The covered dish supper on May 4 attracted the largest crowd the lodge ever had. Not only was the speaker’s subject tailored to the occasion (he spoke on “The Widow and the Craft”); the Master and the Attendance Committee personally contacted as many of the members’ wives as possible, to give them a special invitation. “Being a shift worker,” says Brother Holloway, “I had time to call them during the day. I didn’t depend on the brethren to tell their wives.” DeMolay Boys and Rainbow Girls were invited to do the serving.

The most inspiring meeting was Past Masters’ and Re-obligation Night, which also included the official visit of the Grand Master, M.W. Brother Howard M. Sigler.

“This presented something of a problem because we had so much on one night. But before hand I talked the matter over with the Grand Master and found that we didn’t have a problem at all. He made some wonderful suggestions which really made the meeting go. The Grand Lecturer was also there that night. He re-obligated the brethren, and that was very impressive.”

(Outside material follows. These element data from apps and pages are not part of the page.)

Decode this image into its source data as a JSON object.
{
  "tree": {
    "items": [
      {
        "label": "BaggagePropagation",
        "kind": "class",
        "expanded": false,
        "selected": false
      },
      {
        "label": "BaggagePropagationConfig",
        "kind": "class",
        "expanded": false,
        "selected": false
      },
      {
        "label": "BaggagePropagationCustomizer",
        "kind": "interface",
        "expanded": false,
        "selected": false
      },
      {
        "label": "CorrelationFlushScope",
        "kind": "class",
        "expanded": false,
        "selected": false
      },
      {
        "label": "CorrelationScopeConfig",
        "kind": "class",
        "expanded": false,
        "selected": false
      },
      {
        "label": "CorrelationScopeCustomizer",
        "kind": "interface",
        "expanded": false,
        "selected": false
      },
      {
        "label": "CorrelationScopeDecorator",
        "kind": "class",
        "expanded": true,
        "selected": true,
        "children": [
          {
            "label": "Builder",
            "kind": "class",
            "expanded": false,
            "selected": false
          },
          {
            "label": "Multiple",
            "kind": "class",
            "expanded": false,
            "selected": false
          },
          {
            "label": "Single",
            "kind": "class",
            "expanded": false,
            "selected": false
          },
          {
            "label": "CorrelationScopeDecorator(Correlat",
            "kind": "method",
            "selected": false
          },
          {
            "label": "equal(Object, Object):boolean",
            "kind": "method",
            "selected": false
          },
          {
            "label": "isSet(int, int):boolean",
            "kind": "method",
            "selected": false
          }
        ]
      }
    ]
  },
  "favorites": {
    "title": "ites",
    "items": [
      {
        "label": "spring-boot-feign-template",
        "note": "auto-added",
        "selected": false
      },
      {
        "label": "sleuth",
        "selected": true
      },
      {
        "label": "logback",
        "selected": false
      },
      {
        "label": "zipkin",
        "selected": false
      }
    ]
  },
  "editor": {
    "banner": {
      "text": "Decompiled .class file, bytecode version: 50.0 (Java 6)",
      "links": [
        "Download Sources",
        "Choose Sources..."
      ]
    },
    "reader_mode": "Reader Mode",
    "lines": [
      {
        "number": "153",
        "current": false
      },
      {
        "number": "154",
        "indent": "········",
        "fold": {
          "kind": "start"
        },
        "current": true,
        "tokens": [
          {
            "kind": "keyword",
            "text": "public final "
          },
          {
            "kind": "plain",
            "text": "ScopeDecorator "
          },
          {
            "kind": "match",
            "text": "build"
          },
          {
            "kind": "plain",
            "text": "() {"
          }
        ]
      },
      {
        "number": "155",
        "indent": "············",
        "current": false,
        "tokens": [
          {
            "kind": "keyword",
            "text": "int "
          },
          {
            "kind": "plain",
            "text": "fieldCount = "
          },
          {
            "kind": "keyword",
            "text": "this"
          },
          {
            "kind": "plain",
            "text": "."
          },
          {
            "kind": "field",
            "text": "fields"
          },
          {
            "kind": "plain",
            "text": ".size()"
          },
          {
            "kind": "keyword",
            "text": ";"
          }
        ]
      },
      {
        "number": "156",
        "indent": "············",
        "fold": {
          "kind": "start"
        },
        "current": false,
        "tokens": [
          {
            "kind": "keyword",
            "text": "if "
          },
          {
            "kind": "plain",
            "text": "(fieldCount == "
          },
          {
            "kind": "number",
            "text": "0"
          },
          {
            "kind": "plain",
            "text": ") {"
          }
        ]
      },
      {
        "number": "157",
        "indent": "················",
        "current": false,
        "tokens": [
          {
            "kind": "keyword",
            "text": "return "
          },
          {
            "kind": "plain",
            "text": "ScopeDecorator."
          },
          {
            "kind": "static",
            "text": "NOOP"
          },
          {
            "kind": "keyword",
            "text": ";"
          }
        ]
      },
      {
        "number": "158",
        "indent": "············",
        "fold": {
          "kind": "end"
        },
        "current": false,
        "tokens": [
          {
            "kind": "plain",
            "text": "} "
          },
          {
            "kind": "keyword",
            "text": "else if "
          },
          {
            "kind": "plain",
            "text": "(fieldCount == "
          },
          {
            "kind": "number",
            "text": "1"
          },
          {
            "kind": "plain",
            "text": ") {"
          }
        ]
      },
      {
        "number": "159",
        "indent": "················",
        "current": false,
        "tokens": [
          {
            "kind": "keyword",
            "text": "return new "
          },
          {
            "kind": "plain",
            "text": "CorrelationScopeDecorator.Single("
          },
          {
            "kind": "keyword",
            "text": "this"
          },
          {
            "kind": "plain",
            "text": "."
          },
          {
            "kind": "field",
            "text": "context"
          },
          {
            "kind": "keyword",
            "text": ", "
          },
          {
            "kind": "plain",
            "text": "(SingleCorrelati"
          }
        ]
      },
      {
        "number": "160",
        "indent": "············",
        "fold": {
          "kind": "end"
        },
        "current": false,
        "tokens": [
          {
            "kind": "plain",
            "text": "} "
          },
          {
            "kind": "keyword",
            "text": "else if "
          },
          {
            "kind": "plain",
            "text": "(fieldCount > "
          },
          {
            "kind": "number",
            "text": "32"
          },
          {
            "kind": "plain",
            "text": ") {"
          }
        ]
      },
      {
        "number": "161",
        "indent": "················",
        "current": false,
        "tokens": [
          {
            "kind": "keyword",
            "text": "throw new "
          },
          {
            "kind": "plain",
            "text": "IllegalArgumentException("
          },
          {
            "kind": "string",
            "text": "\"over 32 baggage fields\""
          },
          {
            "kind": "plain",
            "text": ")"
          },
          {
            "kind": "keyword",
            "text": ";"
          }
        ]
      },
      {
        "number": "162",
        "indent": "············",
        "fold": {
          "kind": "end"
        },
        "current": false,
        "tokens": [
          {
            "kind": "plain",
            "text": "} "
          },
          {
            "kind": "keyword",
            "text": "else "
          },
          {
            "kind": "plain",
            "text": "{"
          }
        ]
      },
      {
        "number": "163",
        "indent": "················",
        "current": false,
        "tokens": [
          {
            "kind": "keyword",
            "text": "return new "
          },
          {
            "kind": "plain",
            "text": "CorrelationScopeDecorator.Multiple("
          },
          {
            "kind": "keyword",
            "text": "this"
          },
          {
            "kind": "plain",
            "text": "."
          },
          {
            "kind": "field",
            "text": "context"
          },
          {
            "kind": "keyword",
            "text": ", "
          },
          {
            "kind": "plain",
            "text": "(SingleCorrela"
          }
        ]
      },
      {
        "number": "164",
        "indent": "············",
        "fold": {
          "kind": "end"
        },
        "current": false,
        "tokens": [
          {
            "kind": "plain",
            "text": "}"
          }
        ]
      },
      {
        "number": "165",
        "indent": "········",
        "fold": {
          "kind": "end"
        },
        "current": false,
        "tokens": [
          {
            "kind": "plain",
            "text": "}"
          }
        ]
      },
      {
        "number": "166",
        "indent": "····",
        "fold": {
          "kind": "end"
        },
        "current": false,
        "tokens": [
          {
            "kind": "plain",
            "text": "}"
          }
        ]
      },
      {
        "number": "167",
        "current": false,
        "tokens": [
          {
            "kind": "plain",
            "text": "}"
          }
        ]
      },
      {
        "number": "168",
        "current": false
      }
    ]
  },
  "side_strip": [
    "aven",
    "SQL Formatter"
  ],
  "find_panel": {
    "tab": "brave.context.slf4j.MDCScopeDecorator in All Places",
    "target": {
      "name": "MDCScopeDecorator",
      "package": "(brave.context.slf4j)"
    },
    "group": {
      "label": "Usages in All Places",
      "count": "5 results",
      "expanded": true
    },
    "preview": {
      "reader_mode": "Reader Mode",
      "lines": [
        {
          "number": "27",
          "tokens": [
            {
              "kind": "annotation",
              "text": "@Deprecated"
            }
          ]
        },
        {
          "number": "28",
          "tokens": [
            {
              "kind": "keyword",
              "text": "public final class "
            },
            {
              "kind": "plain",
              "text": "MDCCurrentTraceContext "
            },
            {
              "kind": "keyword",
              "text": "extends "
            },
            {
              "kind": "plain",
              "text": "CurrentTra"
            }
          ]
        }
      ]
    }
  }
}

In evaluating his year-long program, Worshipful Brother Holloway came to these conclusions: (1) Attendance at meetings was up 50% in 1964; (2) the program created interest by bringing more members together to discuss the ideals of Freemasonry; (3) it attracted other Masons because the number of visitors from other lodges increased markedly, and requests were made for tape-recordings of six of the speeches to be played in other lodges; (4) it seems to have given the brethren something they wanted – the philosophy of Freemasonry.

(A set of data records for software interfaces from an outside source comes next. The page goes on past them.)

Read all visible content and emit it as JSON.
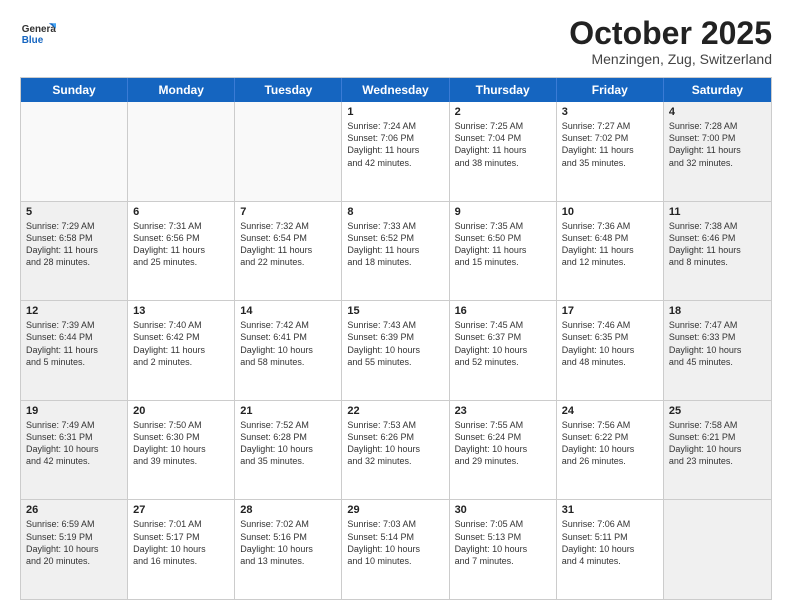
{
  "header": {
    "logo_general": "General",
    "logo_blue": "Blue",
    "month": "October 2025",
    "location": "Menzingen, Zug, Switzerland"
  },
  "days_of_week": [
    "Sunday",
    "Monday",
    "Tuesday",
    "Wednesday",
    "Thursday",
    "Friday",
    "Saturday"
  ],
  "rows": [
    [
      {
        "day": "",
        "info": "",
        "empty": true
      },
      {
        "day": "",
        "info": "",
        "empty": true
      },
      {
        "day": "",
        "info": "",
        "empty": true
      },
      {
        "day": "1",
        "info": "Sunrise: 7:24 AM\nSunset: 7:06 PM\nDaylight: 11 hours\nand 42 minutes.",
        "empty": false
      },
      {
        "day": "2",
        "info": "Sunrise: 7:25 AM\nSunset: 7:04 PM\nDaylight: 11 hours\nand 38 minutes.",
        "empty": false
      },
      {
        "day": "3",
        "info": "Sunrise: 7:27 AM\nSunset: 7:02 PM\nDaylight: 11 hours\nand 35 minutes.",
        "empty": false
      },
      {
        "day": "4",
        "info": "Sunrise: 7:28 AM\nSunset: 7:00 PM\nDaylight: 11 hours\nand 32 minutes.",
        "empty": false,
        "shaded": true
      }
    ],
    [
      {
        "day": "5",
        "info": "Sunrise: 7:29 AM\nSunset: 6:58 PM\nDaylight: 11 hours\nand 28 minutes.",
        "empty": false,
        "shaded": true
      },
      {
        "day": "6",
        "info": "Sunrise: 7:31 AM\nSunset: 6:56 PM\nDaylight: 11 hours\nand 25 minutes.",
        "empty": false
      },
      {
        "day": "7",
        "info": "Sunrise: 7:32 AM\nSunset: 6:54 PM\nDaylight: 11 hours\nand 22 minutes.",
        "empty": false
      },
      {
        "day": "8",
        "info": "Sunrise: 7:33 AM\nSunset: 6:52 PM\nDaylight: 11 hours\nand 18 minutes.",
        "empty": false
      },
      {
        "day": "9",
        "info": "Sunrise: 7:35 AM\nSunset: 6:50 PM\nDaylight: 11 hours\nand 15 minutes.",
        "empty": false
      },
      {
        "day": "10",
        "info": "Sunrise: 7:36 AM\nSunset: 6:48 PM\nDaylight: 11 hours\nand 12 minutes.",
        "empty": false
      },
      {
        "day": "11",
        "info": "Sunrise: 7:38 AM\nSunset: 6:46 PM\nDaylight: 11 hours\nand 8 minutes.",
        "empty": false,
        "shaded": true
      }
    ],
    [
      {
        "day": "12",
        "info": "Sunrise: 7:39 AM\nSunset: 6:44 PM\nDaylight: 11 hours\nand 5 minutes.",
        "empty": false,
        "shaded": true
      },
      {
        "day": "13",
        "info": "Sunrise: 7:40 AM\nSunset: 6:42 PM\nDaylight: 11 hours\nand 2 minutes.",
        "empty": false
      },
      {
        "day": "14",
        "info": "Sunrise: 7:42 AM\nSunset: 6:41 PM\nDaylight: 10 hours\nand 58 minutes.",
        "empty": false
      },
      {
        "day": "15",
        "info": "Sunrise: 7:43 AM\nSunset: 6:39 PM\nDaylight: 10 hours\nand 55 minutes.",
        "empty": false
      },
      {
        "day": "16",
        "info": "Sunrise: 7:45 AM\nSunset: 6:37 PM\nDaylight: 10 hours\nand 52 minutes.",
        "empty": false
      },
      {
        "day": "17",
        "info": "Sunrise: 7:46 AM\nSunset: 6:35 PM\nDaylight: 10 hours\nand 48 minutes.",
        "empty": false
      },
      {
        "day": "18",
        "info": "Sunrise: 7:47 AM\nSunset: 6:33 PM\nDaylight: 10 hours\nand 45 minutes.",
        "empty": false,
        "shaded": true
      }
    ],
    [
      {
        "day": "19",
        "info": "Sunrise: 7:49 AM\nSunset: 6:31 PM\nDaylight: 10 hours\nand 42 minutes.",
        "empty": false,
        "shaded": true
      },
      {
        "day": "20",
        "info": "Sunrise: 7:50 AM\nSunset: 6:30 PM\nDaylight: 10 hours\nand 39 minutes.",
        "empty": false
      },
      {
        "day": "21",
        "info": "Sunrise: 7:52 AM\nSunset: 6:28 PM\nDaylight: 10 hours\nand 35 minutes.",
        "empty": false
      },
      {
        "day": "22",
        "info": "Sunrise: 7:53 AM\nSunset: 6:26 PM\nDaylight: 10 hours\nand 32 minutes.",
        "empty": false
      },
      {
        "day": "23",
        "info": "Sunrise: 7:55 AM\nSunset: 6:24 PM\nDaylight: 10 hours\nand 29 minutes.",
        "empty": false
      },
      {
        "day": "24",
        "info": "Sunrise: 7:56 AM\nSunset: 6:22 PM\nDaylight: 10 hours\nand 26 minutes.",
        "empty": false
      },
      {
        "day": "25",
        "info": "Sunrise: 7:58 AM\nSunset: 6:21 PM\nDaylight: 10 hours\nand 23 minutes.",
        "empty": false,
        "shaded": true
      }
    ],
    [
      {
        "day": "26",
        "info": "Sunrise: 6:59 AM\nSunset: 5:19 PM\nDaylight: 10 hours\nand 20 minutes.",
        "empty": false,
        "shaded": true
      },
      {
        "day": "27",
        "info": "Sunrise: 7:01 AM\nSunset: 5:17 PM\nDaylight: 10 hours\nand 16 minutes.",
        "empty": false
      },
      {
        "day": "28",
        "info": "Sunrise: 7:02 AM\nSunset: 5:16 PM\nDaylight: 10 hours\nand 13 minutes.",
        "empty": false
      },
      {
        "day": "29",
        "info": "Sunrise: 7:03 AM\nSunset: 5:14 PM\nDaylight: 10 hours\nand 10 minutes.",
        "empty": false
      },
      {
        "day": "30",
        "info": "Sunrise: 7:05 AM\nSunset: 5:13 PM\nDaylight: 10 hours\nand 7 minutes.",
        "empty": false
      },
      {
        "day": "31",
        "info": "Sunrise: 7:06 AM\nSunset: 5:11 PM\nDaylight: 10 hours\nand 4 minutes.",
        "empty": false
      },
      {
        "day": "",
        "info": "",
        "empty": true,
        "shaded": true
      }
    ]
  ]
}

A year’s program on Masonic philosophy in John C. Ayers Lodge definitely made an impact on the Masons of Lake Charles, Louisiana. Its success can be measured by the fact that the Grand Lodge Committee on Masonic Education valued it so highly, that Worshipful Brother Holloway was asked to make a full report of his program to the delegates at the Grand Lodge sessions in New Orleans in 1966. It was offered as “good and wholesome instruction” for lodge programming, as an example of what can be done when a specific goal is set and when lodge leaders have the determination and zeal to carry it out completely.